Next, we need to split the data into sentences, clean the sentences, and count them.
argument.df sentences sentences[, sentence.num := seq(nrow(sentences))] sentences[, person := NULL] sentences[, tot := NULL] setcolorder(sentences, c("sentence.num", "speech"))
We then calculate the syllables per sentence and find the total syllables to determine where fluctuations in readability occur within the argument.
sentences[, syllables := syllable.sum(speech)] sentences[, syllables.cumsum := cumsum(syllables)] sentences[, pct.complete := syllables.cumsum / sum(sentences$syllables)] sentences[, pct.complete.100 := pct.complete * 100]
Now, we can use a function to calculate the “readability” of Mr. Clement’s argument based on the Automated Readability Index, a readability test designed to gauge the understandability of a text by producing an approximate representation of the U.S. grade level needed to comprehend the text.

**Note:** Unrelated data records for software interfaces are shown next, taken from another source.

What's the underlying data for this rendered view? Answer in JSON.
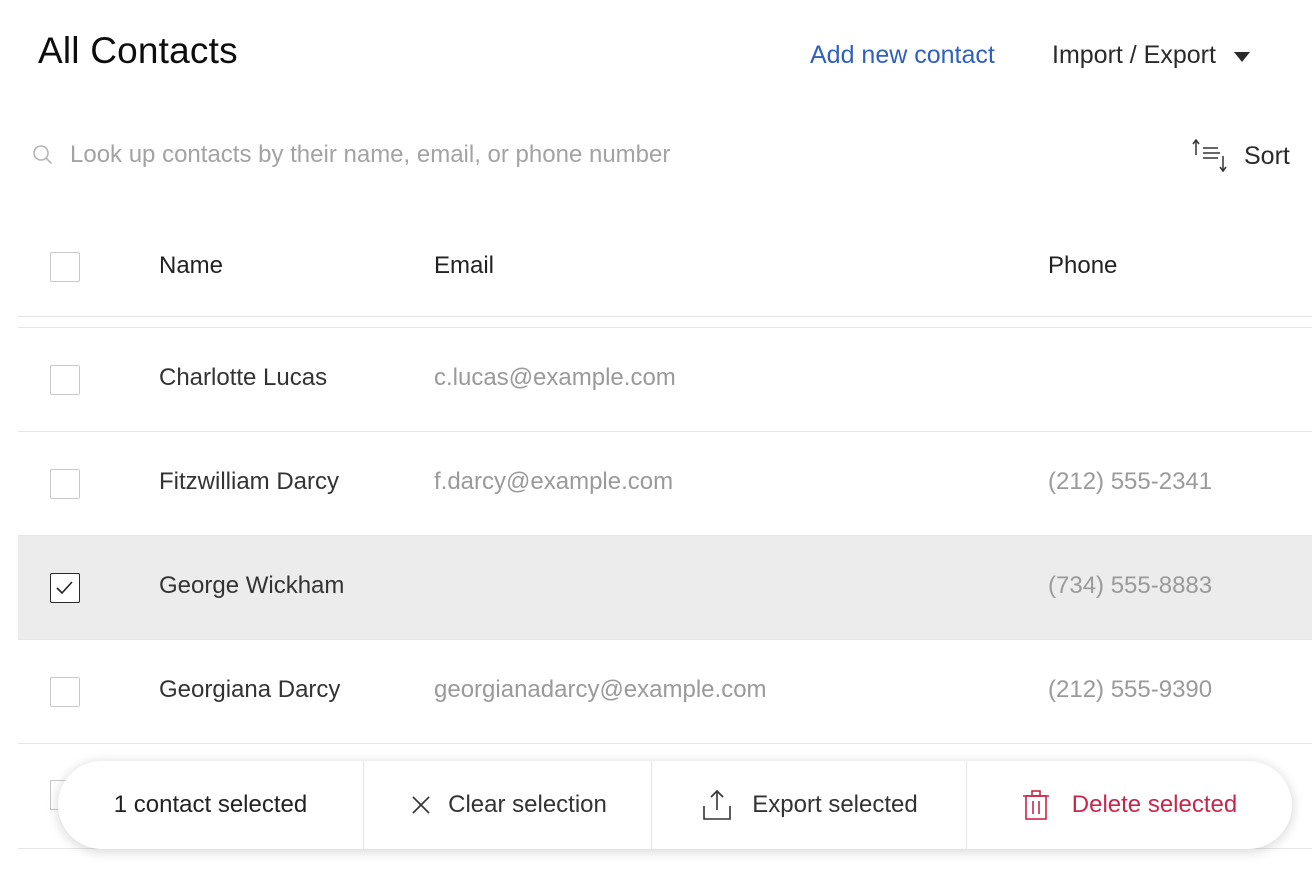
{
  "header": {
    "title": "All Contacts",
    "add_contact_label": "Add new contact",
    "import_export_label": "Import / Export"
  },
  "search": {
    "placeholder": "Look up contacts by their name, email, or phone number",
    "value": ""
  },
  "sort": {
    "label": "Sort"
  },
  "table": {
    "columns": [
      "Name",
      "Email",
      "Phone"
    ],
    "rows": [
      {
        "name": "Charlotte Lucas",
        "email": "c.lucas@example.com",
        "phone": "",
        "selected": false
      },
      {
        "name": "Fitzwilliam Darcy",
        "email": "f.darcy@example.com",
        "phone": "(212) 555-2341",
        "selected": false
      },
      {
        "name": "George Wickham",
        "email": "",
        "phone": "(734) 555-8883",
        "selected": true
      },
      {
        "name": "Georgiana Darcy",
        "email": "georgianadarcy@example.com",
        "phone": "(212) 555-9390",
        "selected": false
      }
    ]
  },
  "selection_bar": {
    "count_label": "1 contact selected",
    "clear_label": "Clear selection",
    "export_label": "Export selected",
    "delete_label": "Delete selected"
  },
  "icons": {
    "search": "search-icon",
    "sort": "sort-icon",
    "caret": "caret-down-icon",
    "clear": "close-icon",
    "export": "upload-icon",
    "delete": "trash-icon",
    "check": "checkmark-icon"
  },
  "colors": {
    "link": "#2f5fbf",
    "danger": "#c8274b",
    "selected_row": "#ececec"
  }
}
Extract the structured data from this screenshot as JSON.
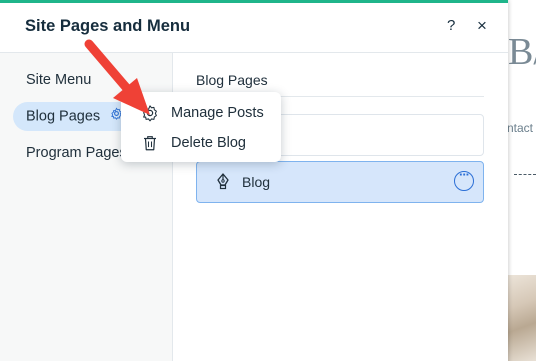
{
  "panel": {
    "title": "Site Pages and Menu",
    "help_label": "?",
    "close_label": "×"
  },
  "sidebar": {
    "items": [
      {
        "label": "Site Menu"
      },
      {
        "label": "Blog Pages"
      },
      {
        "label": "Program Pages"
      }
    ]
  },
  "main": {
    "section_title": "Blog Pages",
    "blog_item_label": "Blog",
    "more_label": "···"
  },
  "dropdown": {
    "items": [
      {
        "label": "Manage Posts",
        "icon": "gear-icon"
      },
      {
        "label": "Delete Blog",
        "icon": "trash-icon"
      }
    ]
  },
  "background_site": {
    "heading_fragment": "B/",
    "link_fragment": "ntact"
  },
  "colors": {
    "accent": "#1fb58a",
    "selection": "#d6e6fb",
    "selection_border": "#7fb3ee",
    "link_blue": "#2b6fd6",
    "annotation_arrow": "#ef4136"
  }
}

sentences[, readability := automated_readability_index(speech, sentence.num) $Automated_Readability_Index]
We almost have all the pieces in place to visualize the readability of Mr. Clement’s argument. We finally need to load visualization packages and define the parameters of our graph.
library(ggplot2) library(scales) my.theme <- + theme(plot.background = element_blank(), # Remove background + panel.grid.major = element_blank(), # Remove gridlines + panel.grid.minor = element_blank(), # Remove more gridlines + panel.border = element_blank(), # Remove border + panel.background = element_blank(), # Remove more background + axis.ticks = element_blank(), # Remove axis ticks + axis.text=element_text(size=14), # Enlarge axis text font + axis.title=element_text(size=16), # Enlarge axis title font + plot.title=element_text(size=24, hjust=0)) # Enlarge, left-align title Plot + return(gg + geom_point(color="grey70") + # Lighten dots + stat_smooth(color="red", fill="lightgray", size=1.3) + + xlab("Percent Complete") + scale_x_continuous(labels = percent) + my.theme)
And, finally, render our plot.
Plot(ggplot(sentences, aes(pct.complete, readability)) + ylab("Automated Readability Index") + ggtitle("Simplicity of Clement's Argument"))
By visualizing Mr. Clement’s argument as a measure of readability, we can see that his rhetoric is, for the most part, relatively simple. According to the Automated Readability Index, an U.S.-educated tenth grader should be able to comprehend the argument (approximately). So either tenth graders are getting a whole lot smarter or I didn’t pay attention enough in high school history classes. Of course, this measure is simply an approximation. Regardless, the overall semantic simplicity of Mr. Clement’s advocacy is apparent. Though this little experiment by no means satisfies the scientific method, this further suggests that simplicity is an important driver of effective oral advocacy.
That said, what works for the LeBron James of SCOTUS might not work for another advocate. In the words of Justice Harlan II:
The art of advocacy — and it is an art — is a purely personal effort, and as such, any oral argument is an individualistic performance. Each lawyer must proceed according to his own lights, and if he tries to cast himself in the image of another, he is likely to become uneasy, artificial, and unpersuasive.